- WHAT NEEDS TO BE DONE:
Word for word, restate the records that appear below.

--------------------

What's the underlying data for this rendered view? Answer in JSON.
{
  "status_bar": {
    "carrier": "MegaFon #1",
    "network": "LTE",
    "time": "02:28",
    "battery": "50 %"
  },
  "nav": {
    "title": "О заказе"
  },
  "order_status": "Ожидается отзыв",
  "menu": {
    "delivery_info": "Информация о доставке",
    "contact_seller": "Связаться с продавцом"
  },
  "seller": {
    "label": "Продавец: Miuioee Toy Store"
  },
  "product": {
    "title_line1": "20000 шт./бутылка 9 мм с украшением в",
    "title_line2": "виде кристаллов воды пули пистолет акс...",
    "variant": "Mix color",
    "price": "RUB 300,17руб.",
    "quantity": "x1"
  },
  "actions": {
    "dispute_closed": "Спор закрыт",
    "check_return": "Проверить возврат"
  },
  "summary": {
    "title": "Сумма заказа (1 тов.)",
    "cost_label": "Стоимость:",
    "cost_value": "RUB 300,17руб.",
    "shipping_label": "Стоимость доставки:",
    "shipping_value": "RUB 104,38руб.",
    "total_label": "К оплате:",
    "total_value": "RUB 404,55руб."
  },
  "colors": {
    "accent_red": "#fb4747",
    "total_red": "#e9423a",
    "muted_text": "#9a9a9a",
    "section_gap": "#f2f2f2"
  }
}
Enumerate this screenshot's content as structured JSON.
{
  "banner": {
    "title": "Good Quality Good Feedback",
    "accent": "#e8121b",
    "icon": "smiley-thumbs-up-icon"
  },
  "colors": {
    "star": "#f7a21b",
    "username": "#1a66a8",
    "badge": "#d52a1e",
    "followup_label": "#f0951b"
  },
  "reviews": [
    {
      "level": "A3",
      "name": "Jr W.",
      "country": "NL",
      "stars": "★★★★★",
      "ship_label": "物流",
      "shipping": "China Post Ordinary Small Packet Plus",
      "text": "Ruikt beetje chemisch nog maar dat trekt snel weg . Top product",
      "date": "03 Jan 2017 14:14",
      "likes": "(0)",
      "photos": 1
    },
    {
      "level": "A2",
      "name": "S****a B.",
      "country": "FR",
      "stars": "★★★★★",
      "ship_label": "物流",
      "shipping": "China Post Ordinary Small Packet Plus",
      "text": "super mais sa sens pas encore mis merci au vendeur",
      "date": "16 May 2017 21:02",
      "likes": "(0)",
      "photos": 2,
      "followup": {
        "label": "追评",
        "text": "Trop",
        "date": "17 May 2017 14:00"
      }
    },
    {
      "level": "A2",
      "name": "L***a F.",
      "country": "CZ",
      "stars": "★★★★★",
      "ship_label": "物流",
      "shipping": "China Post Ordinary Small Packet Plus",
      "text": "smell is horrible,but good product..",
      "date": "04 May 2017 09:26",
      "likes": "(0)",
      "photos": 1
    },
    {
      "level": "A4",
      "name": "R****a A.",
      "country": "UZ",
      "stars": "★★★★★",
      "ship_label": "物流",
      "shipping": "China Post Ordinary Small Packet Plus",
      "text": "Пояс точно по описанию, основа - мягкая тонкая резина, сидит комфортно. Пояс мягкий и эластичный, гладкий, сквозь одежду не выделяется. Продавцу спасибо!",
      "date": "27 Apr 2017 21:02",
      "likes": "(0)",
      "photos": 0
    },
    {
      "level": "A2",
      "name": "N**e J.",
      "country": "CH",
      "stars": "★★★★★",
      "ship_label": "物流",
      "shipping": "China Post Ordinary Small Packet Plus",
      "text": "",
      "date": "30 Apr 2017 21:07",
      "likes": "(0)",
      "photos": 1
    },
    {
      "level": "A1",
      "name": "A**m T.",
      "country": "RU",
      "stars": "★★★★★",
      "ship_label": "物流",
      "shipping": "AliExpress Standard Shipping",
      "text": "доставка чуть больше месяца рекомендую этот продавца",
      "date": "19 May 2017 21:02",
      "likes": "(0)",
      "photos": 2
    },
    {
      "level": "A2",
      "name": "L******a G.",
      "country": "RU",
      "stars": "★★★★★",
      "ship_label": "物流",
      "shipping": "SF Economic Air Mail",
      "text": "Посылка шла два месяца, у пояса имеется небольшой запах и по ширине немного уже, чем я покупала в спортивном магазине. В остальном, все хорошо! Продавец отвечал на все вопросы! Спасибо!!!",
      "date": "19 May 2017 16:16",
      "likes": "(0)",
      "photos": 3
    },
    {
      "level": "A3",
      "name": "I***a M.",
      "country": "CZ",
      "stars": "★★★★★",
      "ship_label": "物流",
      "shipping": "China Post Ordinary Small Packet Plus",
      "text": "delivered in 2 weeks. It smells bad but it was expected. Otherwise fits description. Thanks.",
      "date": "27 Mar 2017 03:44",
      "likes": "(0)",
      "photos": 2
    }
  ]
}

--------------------

- OUTPUT OF THE TASK:
What's the underlying data for this rendered view? Answer in JSON.
{
  "status_bar": {
    "carrier": "MegaFon #1",
    "network": "LTE",
    "time": "02:28",
    "battery": "50 %"
  },
  "nav": {
    "title": "О заказе"
  },
  "order_status": "Ожидается отзыв",
  "menu": {
    "delivery_info": "Информация о доставке",
    "contact_seller": "Связаться с продавцом"
  },
  "seller": {
    "label": "Продавец: Miuioee Toy Store"
  },
  "product": {
    "title_line1": "20000 шт./бутылка 9 мм с украшением в",
    "title_line2": "виде кристаллов воды пули пистолет акс...",
    "variant": "Mix color",
    "price": "RUB 300,17руб.",
    "quantity": "x1"
  },
  "actions": {
    "dispute_closed": "Спор закрыт",
    "check_return": "Проверить возврат"
  },
  "summary": {
    "title": "Сумма заказа (1 тов.)",
    "cost_label": "Стоимость:",
    "cost_value": "RUB 300,17руб.",
    "shipping_label": "Стоимость доставки:",
    "shipping_value": "RUB 104,38руб.",
    "total_label": "К оплате:",
    "total_value": "RUB 404,55руб."
  },
  "colors": {
    "accent_red": "#fb4747",
    "total_red": "#e9423a",
    "muted_text": "#9a9a9a",
    "section_gap": "#f2f2f2"
  }
}
Enumerate this screenshot's content as structured JSON.
{
  "banner": {
    "title": "Good Quality Good Feedback",
    "accent": "#e8121b",
    "icon": "smiley-thumbs-up-icon"
  },
  "colors": {
    "star": "#f7a21b",
    "username": "#1a66a8",
    "badge": "#d52a1e",
    "followup_label": "#f0951b"
  },
  "reviews": [
    {
      "level": "A3",
      "name": "Jr W.",
      "country": "NL",
      "stars": "★★★★★",
      "ship_label": "物流",
      "shipping": "China Post Ordinary Small Packet Plus",
      "text": "Ruikt beetje chemisch nog maar dat trekt snel weg . Top product",
      "date": "03 Jan 2017 14:14",
      "likes": "(0)",
      "photos": 1
    },
    {
      "level": "A2",
      "name": "S****a B.",
      "country": "FR",
      "stars": "★★★★★",
      "ship_label": "物流",
      "shipping": "China Post Ordinary Small Packet Plus",
      "text": "super mais sa sens pas encore mis merci au vendeur",
      "date": "16 May 2017 21:02",
      "likes": "(0)",
      "photos": 2,
      "followup": {
        "label": "追评",
        "text": "Trop",
        "date": "17 May 2017 14:00"
      }
    },
    {
      "level": "A2",
      "name": "L***a F.",
      "country": "CZ",
      "stars": "★★★★★",
      "ship_label": "物流",
      "shipping": "China Post Ordinary Small Packet Plus",
      "text": "smell is horrible,but good product..",
      "date": "04 May 2017 09:26",
      "likes": "(0)",
      "photos": 1
    },
    {
      "level": "A4",
      "name": "R****a A.",
      "country": "UZ",
      "stars": "★★★★★",
      "ship_label": "物流",
      "shipping": "China Post Ordinary Small Packet Plus",
      "text": "Пояс точно по описанию, основа - мягкая тонкая резина, сидит комфортно. Пояс мягкий и эластичный, гладкий, сквозь одежду не выделяется. Продавцу спасибо!",
      "date": "27 Apr 2017 21:02",
      "likes": "(0)",
      "photos": 0
    },
    {
      "level": "A2",
      "name": "N**e J.",
      "country": "CH",
      "stars": "★★★★★",
      "ship_label": "物流",
      "shipping": "China Post Ordinary Small Packet Plus",
      "text": "",
      "date": "30 Apr 2017 21:07",
      "likes": "(0)",
      "photos": 1
    },
    {
      "level": "A1",
      "name": "A**m T.",
      "country": "RU",
      "stars": "★★★★★",
      "ship_label": "物流",
      "shipping": "AliExpress Standard Shipping",
      "text": "доставка чуть больше месяца рекомендую этот продавца",
      "date": "19 May 2017 21:02",
      "likes": "(0)",
      "photos": 2
    },
    {
      "level": "A2",
      "name": "L******a G.",
      "country": "RU",
      "stars": "★★★★★",
      "ship_label": "物流",
      "shipping": "SF Economic Air Mail",
      "text": "Посылка шла два месяца, у пояса имеется небольшой запах и по ширине немного уже, чем я покупала в спортивном магазине. В остальном, все хорошо! Продавец отвечал на все вопросы! Спасибо!!!",
      "date": "19 May 2017 16:16",
      "likes": "(0)",
      "photos": 3
    },
    {
      "level": "A3",
      "name": "I***a M.",
      "country": "CZ",
      "stars": "★★★★★",
      "ship_label": "物流",
      "shipping": "China Post Ordinary Small Packet Plus",
      "text": "delivered in 2 weeks. It smells bad but it was expected. Otherwise fits description. Thanks.",
      "date": "27 Mar 2017 03:44",
      "likes": "(0)",
      "photos": 2
    }
  ]
}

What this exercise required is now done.